Later on, Frey and Henley discussed their other top works during an interview with Melody Maker in 1976 and explained how they had detected a seemingly undeniable pattern. Their self-titled first studio album had three hit singles; ‘Take It Easy,’ ‘Witchy Woman,’ and ‘Peaceful Easy Feelings.’ The record was followed by 1973’s ‘Desperado,’ a concept album, but it became the Eagles’ lowest charting work as the songs that could be considered hits, such as ‘Tequila Sunrise’ or ‘Outlaw Man,’ failed to reach the top 50 on the main singles chart.

Then the band’s third studio album ‘One Of These Nights’ had three more major singles; the title track, ‘Lyin’ Eyes’ and ‘Take It To The Limit.’ The three-hits pattern also continued with the release of 1976’s ‘Hotel California’ as the title track, ‘New Kid in Town’ and ‘Life in the Fast Lane’ were major commercial hits. For Don Henley, the connection between the commercial success of the compilation album and the hits was apparent.

Don Henley exclaimed that ‘hit singles are no crime’ because singles are preferred by the audience in comparison to albums, as they are easily consumed. People didn’t need to be Eagles fans to buy the ‘Greatest Hits 1971-1975,’ and they didn’t need to listen to their entire albums to enjoy the hits. It is clear that Henley wasn’t completely against the concept of hit singles but was also aware that the music industry used them to make a profit.

Henley stated to Melody Maker’s Chris Charlesworth:

Hit singles are no crime. Some people view them to be something that can’t be good artistically, and that’s total nonsense as far as I’m concerned. Paul Simon has hit singles, Bob Dylan has hit singles, Neil Young has hit singles, and the Beatles had lots of hit singles.

The way the record business is structured these days… If you don’t have singles you can forget it. You can work for ten years making eclectic and artistic underground albums, and maybe you’ll get the recognition you deserve when you’re half dead.”

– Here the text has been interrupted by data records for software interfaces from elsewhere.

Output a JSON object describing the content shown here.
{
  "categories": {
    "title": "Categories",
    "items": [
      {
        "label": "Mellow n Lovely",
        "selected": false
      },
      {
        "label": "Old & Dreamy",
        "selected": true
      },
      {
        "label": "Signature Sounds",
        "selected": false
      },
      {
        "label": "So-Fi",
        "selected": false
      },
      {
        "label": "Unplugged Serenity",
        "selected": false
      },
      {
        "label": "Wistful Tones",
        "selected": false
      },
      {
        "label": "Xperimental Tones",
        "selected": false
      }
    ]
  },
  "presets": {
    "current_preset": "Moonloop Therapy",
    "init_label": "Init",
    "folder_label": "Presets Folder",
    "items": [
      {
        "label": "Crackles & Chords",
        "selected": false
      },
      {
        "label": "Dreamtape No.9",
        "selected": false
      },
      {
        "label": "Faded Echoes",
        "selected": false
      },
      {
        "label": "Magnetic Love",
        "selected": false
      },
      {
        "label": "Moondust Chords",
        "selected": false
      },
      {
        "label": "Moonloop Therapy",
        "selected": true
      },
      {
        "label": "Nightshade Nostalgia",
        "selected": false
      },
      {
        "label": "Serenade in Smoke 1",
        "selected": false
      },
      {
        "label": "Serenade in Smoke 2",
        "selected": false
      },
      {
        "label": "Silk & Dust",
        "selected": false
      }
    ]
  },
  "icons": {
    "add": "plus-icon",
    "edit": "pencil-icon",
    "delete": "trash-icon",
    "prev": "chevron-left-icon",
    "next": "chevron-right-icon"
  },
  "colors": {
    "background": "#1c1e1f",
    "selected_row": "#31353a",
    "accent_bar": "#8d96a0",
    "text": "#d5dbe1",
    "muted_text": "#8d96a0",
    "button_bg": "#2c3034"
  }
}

What Don Henley remarked in 1976 is still accurate within the contemporary music industry as record companies want to produce singles that can be easily consumed and reach wider audiences, rather than funding artistic albums. Many believe that the music industry has capitalized on art for decades, and Henley predicted the concept almost 50 years ago.